|Cooperative Classification||H01L2224/13099, H01L24/11, H01L2924/14, H01L2924/01079, H01L2924/01082, H01L2924/01033, H01L2924/01006, H01L2924/01005, H01L2924/014|
|Mar 18, 2005||AS||Assignment|
Owner name: HITACHI GLOBAL STORAGE TECHNOLOGIES NETHERLANDS B.
Free format text: ASSIGNMENT OF ASSIGNORS INTEREST;ASSIGNORS:DUNHAM, RONALD;GOUBAU, WOLFGANG;PATEL, BHARGAV;AND OTHERS;REEL/FRAME:016405/0417;SIGNING DATES FROM 20050228 TO 20050302
|Oct 2, 2012||FPAY||Fee payment|

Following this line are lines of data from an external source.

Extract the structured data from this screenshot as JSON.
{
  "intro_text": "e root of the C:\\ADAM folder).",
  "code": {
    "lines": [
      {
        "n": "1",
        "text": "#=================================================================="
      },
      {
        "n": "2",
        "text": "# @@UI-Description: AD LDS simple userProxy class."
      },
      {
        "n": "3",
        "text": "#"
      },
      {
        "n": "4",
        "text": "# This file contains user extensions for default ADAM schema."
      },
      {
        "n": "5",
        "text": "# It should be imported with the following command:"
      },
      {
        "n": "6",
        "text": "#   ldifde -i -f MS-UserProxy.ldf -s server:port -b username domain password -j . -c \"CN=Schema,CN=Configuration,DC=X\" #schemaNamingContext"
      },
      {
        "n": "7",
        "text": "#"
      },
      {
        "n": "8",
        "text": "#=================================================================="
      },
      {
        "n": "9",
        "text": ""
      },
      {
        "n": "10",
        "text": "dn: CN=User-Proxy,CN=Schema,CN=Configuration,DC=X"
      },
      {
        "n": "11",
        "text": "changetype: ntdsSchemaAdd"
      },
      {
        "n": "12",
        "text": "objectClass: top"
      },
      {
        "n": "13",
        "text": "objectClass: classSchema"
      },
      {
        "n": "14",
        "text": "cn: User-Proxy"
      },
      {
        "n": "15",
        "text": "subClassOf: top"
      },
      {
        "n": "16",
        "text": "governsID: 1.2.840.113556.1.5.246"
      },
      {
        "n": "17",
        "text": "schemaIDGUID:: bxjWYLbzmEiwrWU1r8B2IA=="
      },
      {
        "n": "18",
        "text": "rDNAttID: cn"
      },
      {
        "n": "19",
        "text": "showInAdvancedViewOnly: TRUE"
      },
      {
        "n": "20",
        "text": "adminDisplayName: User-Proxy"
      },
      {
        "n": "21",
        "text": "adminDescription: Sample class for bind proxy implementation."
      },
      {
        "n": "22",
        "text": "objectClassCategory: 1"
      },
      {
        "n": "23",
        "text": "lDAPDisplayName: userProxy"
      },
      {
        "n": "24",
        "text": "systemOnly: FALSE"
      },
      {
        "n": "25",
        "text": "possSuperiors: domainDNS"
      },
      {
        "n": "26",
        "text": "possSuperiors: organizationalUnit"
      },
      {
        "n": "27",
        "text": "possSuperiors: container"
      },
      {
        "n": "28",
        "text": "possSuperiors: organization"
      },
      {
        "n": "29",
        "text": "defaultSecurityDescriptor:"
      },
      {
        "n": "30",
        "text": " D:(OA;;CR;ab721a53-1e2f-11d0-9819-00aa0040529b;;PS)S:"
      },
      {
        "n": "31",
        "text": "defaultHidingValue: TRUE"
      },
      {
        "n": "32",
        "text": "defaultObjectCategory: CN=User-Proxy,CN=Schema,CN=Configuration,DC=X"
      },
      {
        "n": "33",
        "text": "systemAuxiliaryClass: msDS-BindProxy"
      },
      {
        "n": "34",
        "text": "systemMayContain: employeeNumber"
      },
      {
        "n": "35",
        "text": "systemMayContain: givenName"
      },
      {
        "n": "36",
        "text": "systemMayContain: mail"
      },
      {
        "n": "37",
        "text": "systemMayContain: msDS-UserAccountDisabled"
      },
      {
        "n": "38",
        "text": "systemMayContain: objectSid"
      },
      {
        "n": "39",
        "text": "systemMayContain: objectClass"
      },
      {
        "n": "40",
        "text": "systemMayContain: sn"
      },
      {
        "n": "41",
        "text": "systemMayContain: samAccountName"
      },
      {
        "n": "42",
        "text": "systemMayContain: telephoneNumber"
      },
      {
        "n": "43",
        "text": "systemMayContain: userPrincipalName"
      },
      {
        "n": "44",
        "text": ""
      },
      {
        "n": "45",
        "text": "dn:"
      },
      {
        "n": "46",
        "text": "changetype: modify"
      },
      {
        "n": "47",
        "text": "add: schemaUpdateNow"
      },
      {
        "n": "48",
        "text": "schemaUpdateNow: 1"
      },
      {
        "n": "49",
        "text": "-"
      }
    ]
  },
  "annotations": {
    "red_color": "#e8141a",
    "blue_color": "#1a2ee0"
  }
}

Year of fee payment: 4
|Oct 25, 2012||AS||Assignment|
Owner name: HGST, NETHERLANDS B.V., NETHERLANDS
Free format text: CHANGE OF NAME;ASSIGNOR:HGST, NETHERLANDS B.V.;REEL/FRAME:029341/0777
Effective date: 20120723
Owner name: HGST NETHERLANDS B.V., NETHERLANDS
Free format text: CHANGE OF NAME;ASSIGNOR:HITACHI GLOBAL STORAGE TECHNOLOGIES NETHERLANDS B.V.;REEL/FRAME:029341/0777
Effective date: 20120723
|Nov 7, 2016||FPAY||Fee payment|
Year of fee payment: 8